--- START ---

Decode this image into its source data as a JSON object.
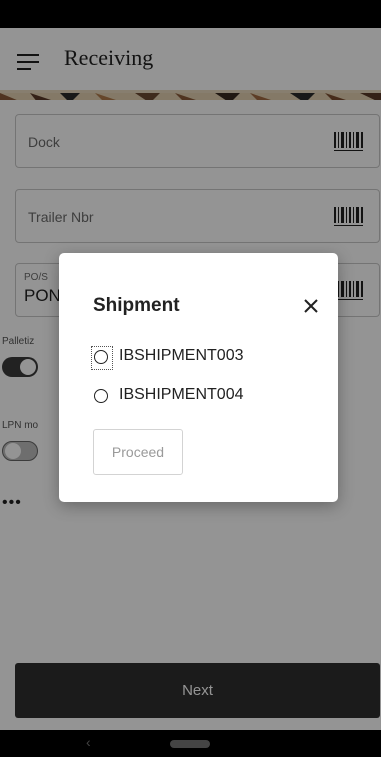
{
  "header": {
    "title": "Receiving"
  },
  "form": {
    "dock_label": "Dock",
    "trailer_label": "Trailer Nbr",
    "po_small_label": "PO/S",
    "po_value": "PON",
    "palletize_label": "Palletiz",
    "lpn_label": "LPN mo",
    "palletize_on": true,
    "lpn_on": false
  },
  "footer": {
    "next_label": "Next"
  },
  "dialog": {
    "title": "Shipment",
    "options": [
      {
        "label": "IBSHIPMENT003",
        "selected": false,
        "focused": true
      },
      {
        "label": "IBSHIPMENT004",
        "selected": false,
        "focused": false
      }
    ],
    "proceed_label": "Proceed"
  },
  "colors": {
    "toggle_on": "#3c3c3c",
    "button_dark": "#303030"
  },
  "icons": [
    "menu-icon",
    "barcode-icon",
    "more-icon",
    "close-icon",
    "back-icon",
    "home-icon"
  ]
}
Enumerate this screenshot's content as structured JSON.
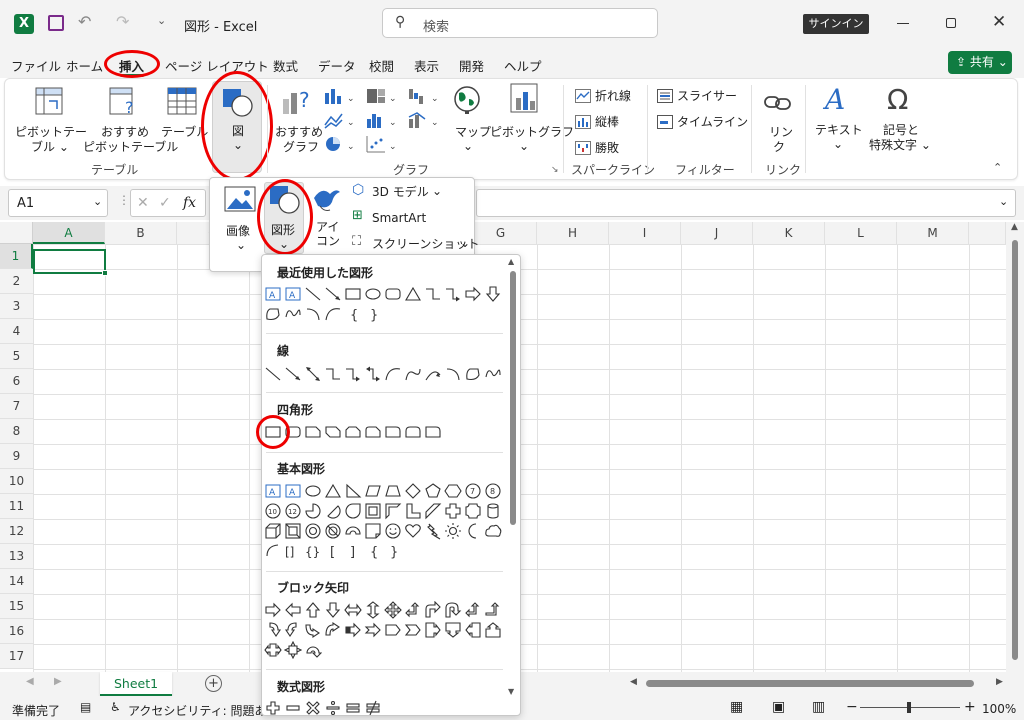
{
  "titlebar": {
    "app_title": "図形 - Excel",
    "search_placeholder": "検索",
    "signin": "サインイン"
  },
  "menu": {
    "tabs": [
      "ファイル",
      "ホーム",
      "挿入",
      "ページ レイアウト",
      "数式",
      "データ",
      "校閲",
      "表示",
      "開発",
      "ヘルプ"
    ],
    "share": "共有"
  },
  "ribbon": {
    "pivot_l1": "ピボットテー",
    "pivot_l2": "ブル ⌄",
    "rec_pivot_l1": "おすすめ",
    "rec_pivot_l2": "ピボットテーブル",
    "table": "テーブル",
    "illust": "図",
    "rec_chart_l1": "おすすめ",
    "rec_chart_l2": "グラフ",
    "map": "マップ",
    "pivotchart": "ピボットグラフ",
    "spark_line": "折れ線",
    "spark_col": "縦棒",
    "spark_wl": "勝敗",
    "slicer": "スライサー",
    "timeline": "タイムライン",
    "link_l1": "リン",
    "link_l2": "ク",
    "text": "テキスト",
    "symbol_l1": "記号と",
    "symbol_l2": "特殊文字 ⌄",
    "group_table": "テーブル",
    "group_chart": "グラフ",
    "group_spark": "スパークライン",
    "group_filter": "フィルター",
    "group_link": "リンク"
  },
  "formula": {
    "namebox": "A1",
    "fx": "fx"
  },
  "grid": {
    "columns": [
      "A",
      "B",
      "C",
      "D",
      "E",
      "F",
      "G",
      "H",
      "I",
      "J",
      "K",
      "L",
      "M"
    ],
    "rows": [
      "1",
      "2",
      "3",
      "4",
      "5",
      "6",
      "7",
      "8",
      "9",
      "10",
      "11",
      "12",
      "13",
      "14",
      "15",
      "16",
      "17"
    ]
  },
  "sheettabs": {
    "active": "Sheet1"
  },
  "status": {
    "ready": "準備完了",
    "accessibility": "アクセシビリティ: 問題ありませ",
    "zoom": "100%"
  },
  "illust_panel": {
    "image": "画像",
    "shapes": "図形",
    "icon_l1": "アイ",
    "icon_l2": "コン",
    "model3d": "3D モデル",
    "smartart": "SmartArt",
    "screenshot": "スクリーンショット"
  },
  "shapes_gallery": {
    "recent": "最近使用した図形",
    "lines": "線",
    "rectangles": "四角形",
    "basic": "基本図形",
    "block_arrows": "ブロック矢印",
    "equation": "数式図形"
  },
  "colors": {
    "excel_green": "#107c41",
    "accent_blue": "#2b6cc4",
    "highlight_red": "#e00000"
  }
}
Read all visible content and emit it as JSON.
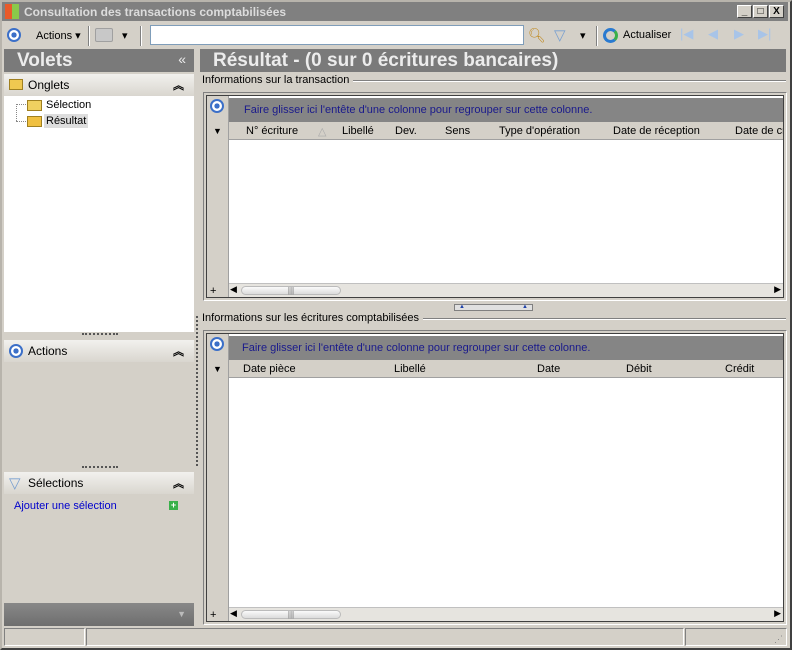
{
  "window": {
    "title": "Consultation des transactions comptabilisées",
    "buttons": [
      "_",
      "□",
      "X"
    ]
  },
  "toolbar": {
    "actions_label": "Actions",
    "search_value": "",
    "refresh_label": "Actualiser",
    "icons": [
      "radio-icon",
      "printer-icon",
      "search-icon",
      "filter-icon",
      "refresh-icon",
      "first-icon",
      "prev-icon",
      "next-icon",
      "last-icon"
    ]
  },
  "sidebar": {
    "title": "Volets",
    "collapse": "«",
    "tabs_section": {
      "title": "Onglets",
      "items": [
        {
          "label": "Sélection"
        },
        {
          "label": "Résultat",
          "selected": true
        }
      ]
    },
    "actions_section": {
      "title": "Actions"
    },
    "selections_section": {
      "title": "Sélections",
      "add_link": "Ajouter une sélection"
    }
  },
  "main": {
    "title": "Résultat - (0 sur 0 écritures bancaires)",
    "transaction": {
      "label": "Informations sur la transaction",
      "group_hint": "Faire glisser ici l'entête d'une colonne pour regrouper sur cette colonne.",
      "columns": [
        "N° écriture",
        "Libellé",
        "Dev.",
        "Sens",
        "Type d'opération",
        "Date de réception",
        "Date de cr"
      ]
    },
    "entries": {
      "label": "Informations sur les écritures comptabilisées",
      "group_hint": "Faire glisser ici l'entête d'une colonne pour regrouper sur cette colonne.",
      "columns": [
        "Date pièce",
        "Libellé",
        "Date",
        "Débit",
        "Crédit"
      ]
    }
  },
  "colors": {
    "header_dark": "#7a7a7a",
    "link": "#0000cc",
    "group_text": "#1a1a8c"
  }
}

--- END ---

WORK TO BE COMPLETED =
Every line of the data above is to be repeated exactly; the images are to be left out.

EXPECTED ANSWER =
Decode this image into its source data as a JSON object.
{
  "header": {
    "title": "Receiving"
  },
  "form": {
    "dock_label": "Dock",
    "trailer_label": "Trailer Nbr",
    "po_small_label": "PO/S",
    "po_value": "PON",
    "palletize_label": "Palletiz",
    "lpn_label": "LPN mo",
    "palletize_on": true,
    "lpn_on": false
  },
  "footer": {
    "next_label": "Next"
  },
  "dialog": {
    "title": "Shipment",
    "options": [
      {
        "label": "IBSHIPMENT003",
        "selected": false,
        "focused": true
      },
      {
        "label": "IBSHIPMENT004",
        "selected": false,
        "focused": false
      }
    ],
    "proceed_label": "Proceed"
  },
  "colors": {
    "toggle_on": "#3c3c3c",
    "button_dark": "#303030"
  },
  "icons": [
    "menu-icon",
    "barcode-icon",
    "more-icon",
    "close-icon",
    "back-icon",
    "home-icon"
  ]
}
Enumerate this screenshot's content as structured JSON.
{
  "titlebar": {
    "app_title": "図形 - Excel",
    "search_placeholder": "検索",
    "signin": "サインイン"
  },
  "menu": {
    "tabs": [
      "ファイル",
      "ホーム",
      "挿入",
      "ページ レイアウト",
      "数式",
      "データ",
      "校閲",
      "表示",
      "開発",
      "ヘルプ"
    ],
    "share": "共有"
  },
  "ribbon": {
    "pivot_l1": "ピボットテー",
    "pivot_l2": "ブル ⌄",
    "rec_pivot_l1": "おすすめ",
    "rec_pivot_l2": "ピボットテーブル",
    "table": "テーブル",
    "illust": "図",
    "rec_chart_l1": "おすすめ",
    "rec_chart_l2": "グラフ",
    "map": "マップ",
    "pivotchart": "ピボットグラフ",
    "spark_line": "折れ線",
    "spark_col": "縦棒",
    "spark_wl": "勝敗",
    "slicer": "スライサー",
    "timeline": "タイムライン",
    "link_l1": "リン",
    "link_l2": "ク",
    "text": "テキスト",
    "symbol_l1": "記号と",
    "symbol_l2": "特殊文字 ⌄",
    "group_table": "テーブル",
    "group_chart": "グラフ",
    "group_spark": "スパークライン",
    "group_filter": "フィルター",
    "group_link": "リンク"
  },
  "formula": {
    "namebox": "A1",
    "fx": "fx"
  },
  "grid": {
    "columns": [
      "A",
      "B",
      "C",
      "D",
      "E",
      "F",
      "G",
      "H",
      "I",
      "J",
      "K",
      "L",
      "M"
    ],
    "rows": [
      "1",
      "2",
      "3",
      "4",
      "5",
      "6",
      "7",
      "8",
      "9",
      "10",
      "11",
      "12",
      "13",
      "14",
      "15",
      "16",
      "17"
    ]
  },
  "sheettabs": {
    "active": "Sheet1"
  },
  "status": {
    "ready": "準備完了",
    "accessibility": "アクセシビリティ: 問題ありませ",
    "zoom": "100%"
  },
  "illust_panel": {
    "image": "画像",
    "shapes": "図形",
    "icon_l1": "アイ",
    "icon_l2": "コン",
    "model3d": "3D モデル",
    "smartart": "SmartArt",
    "screenshot": "スクリーンショット"
  },
  "shapes_gallery": {
    "recent": "最近使用した図形",
    "lines": "線",
    "rectangles": "四角形",
    "basic": "基本図形",
    "block_arrows": "ブロック矢印",
    "equation": "数式図形"
  },
  "colors": {
    "excel_green": "#107c41",
    "accent_blue": "#2b6cc4",
    "highlight_red": "#e00000"
  }
}
Read all visible content and emit it as JSON.
{
  "window": {
    "title": "Consultation des transactions comptabilisées",
    "buttons": [
      "_",
      "□",
      "X"
    ]
  },
  "toolbar": {
    "actions_label": "Actions",
    "search_value": "",
    "refresh_label": "Actualiser",
    "icons": [
      "radio-icon",
      "printer-icon",
      "search-icon",
      "filter-icon",
      "refresh-icon",
      "first-icon",
      "prev-icon",
      "next-icon",
      "last-icon"
    ]
  },
  "sidebar": {
    "title": "Volets",
    "collapse": "«",
    "tabs_section": {
      "title": "Onglets",
      "items": [
        {
          "label": "Sélection"
        },
        {
          "label": "Résultat",
          "selected": true
        }
      ]
    },
    "actions_section": {
      "title": "Actions"
    },
    "selections_section": {
      "title": "Sélections",
      "add_link": "Ajouter une sélection"
    }
  },
  "main": {
    "title": "Résultat - (0 sur 0 écritures bancaires)",
    "transaction": {
      "label": "Informations sur la transaction",
      "group_hint": "Faire glisser ici l'entête d'une colonne pour regrouper sur cette colonne.",
      "columns": [
        "N° écriture",
        "Libellé",
        "Dev.",
        "Sens",
        "Type d'opération",
        "Date de réception",
        "Date de cr"
      ]
    },
    "entries": {
      "label": "Informations sur les écritures comptabilisées",
      "group_hint": "Faire glisser ici l'entête d'une colonne pour regrouper sur cette colonne.",
      "columns": [
        "Date pièce",
        "Libellé",
        "Date",
        "Débit",
        "Crédit"
      ]
    }
  },
  "colors": {
    "header_dark": "#7a7a7a",
    "link": "#0000cc",
    "group_text": "#1a1a8c"
  }
}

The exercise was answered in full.